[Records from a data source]
* * * * * * *

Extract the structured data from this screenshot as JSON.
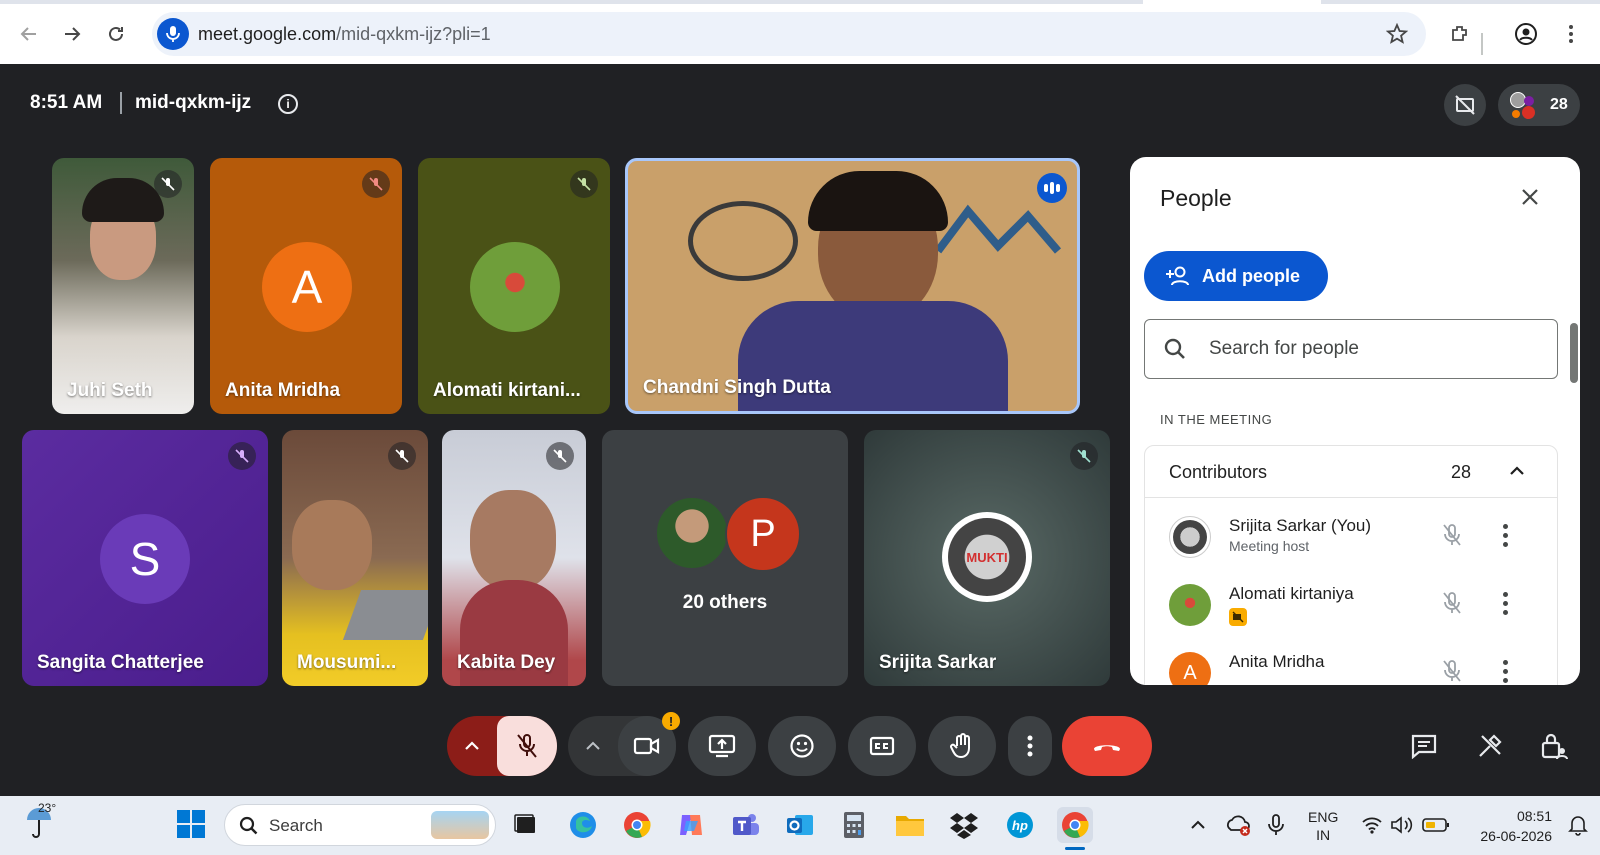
{
  "browser": {
    "url_host": "meet.google.com",
    "url_path": "/mid-qxkm-ijz?pli=1"
  },
  "meet": {
    "time": "8:51 AM",
    "meeting_code": "mid-qxkm-ijz",
    "participant_count": "28"
  },
  "tiles": [
    {
      "name": "Juhi Seth"
    },
    {
      "name": "Anita Mridha",
      "initial": "A"
    },
    {
      "name": "Alomati kirtani..."
    },
    {
      "name": "Chandni Singh Dutta"
    },
    {
      "name": "Sangita Chatterjee",
      "initial": "S"
    },
    {
      "name": "Mousumi..."
    },
    {
      "name": "Kabita Dey"
    },
    {
      "name": "20 others",
      "initial": "P"
    },
    {
      "name": "Srijita Sarkar"
    }
  ],
  "people_panel": {
    "title": "People",
    "add_button": "Add people",
    "search_placeholder": "Search for people",
    "section_label": "IN THE MEETING",
    "group_title": "Contributors",
    "group_count": "28",
    "people": [
      {
        "name": "Srijita Sarkar (You)",
        "subtitle": "Meeting host"
      },
      {
        "name": "Alomati kirtaniya",
        "subtitle": ""
      },
      {
        "name": "Anita Mridha",
        "subtitle": "",
        "initial": "A"
      }
    ]
  },
  "logo_text": "MUKTI",
  "taskbar": {
    "weather": "23°",
    "search_label": "Search",
    "lang_line1": "ENG",
    "lang_line2": "IN",
    "clock_time": "08:51",
    "clock_date": "26-06-2026"
  },
  "colors": {
    "meet_bg": "#202124",
    "accent_blue": "#0b57d0",
    "end_call_red": "#ea4335",
    "mic_off_pink": "#f9dedc"
  }
}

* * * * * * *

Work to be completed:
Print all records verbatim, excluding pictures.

Result for this exercise:
Extract the structured data from this screenshot as JSON.
{
  "browser": {
    "url_host": "meet.google.com",
    "url_path": "/mid-qxkm-ijz?pli=1"
  },
  "meet": {
    "time": "8:51 AM",
    "meeting_code": "mid-qxkm-ijz",
    "participant_count": "28"
  },
  "tiles": [
    {
      "name": "Juhi Seth"
    },
    {
      "name": "Anita Mridha",
      "initial": "A"
    },
    {
      "name": "Alomati kirtani..."
    },
    {
      "name": "Chandni Singh Dutta"
    },
    {
      "name": "Sangita Chatterjee",
      "initial": "S"
    },
    {
      "name": "Mousumi..."
    },
    {
      "name": "Kabita Dey"
    },
    {
      "name": "20 others",
      "initial": "P"
    },
    {
      "name": "Srijita Sarkar"
    }
  ],
  "people_panel": {
    "title": "People",
    "add_button": "Add people",
    "search_placeholder": "Search for people",
    "section_label": "IN THE MEETING",
    "group_title": "Contributors",
    "group_count": "28",
    "people": [
      {
        "name": "Srijita Sarkar (You)",
        "subtitle": "Meeting host"
      },
      {
        "name": "Alomati kirtaniya",
        "subtitle": ""
      },
      {
        "name": "Anita Mridha",
        "subtitle": "",
        "initial": "A"
      }
    ]
  },
  "logo_text": "MUKTI",
  "taskbar": {
    "weather": "23°",
    "search_label": "Search",
    "lang_line1": "ENG",
    "lang_line2": "IN",
    "clock_time": "08:51",
    "clock_date": "26-06-2026"
  },
  "colors": {
    "meet_bg": "#202124",
    "accent_blue": "#0b57d0",
    "end_call_red": "#ea4335",
    "mic_off_pink": "#f9dedc"
  }
}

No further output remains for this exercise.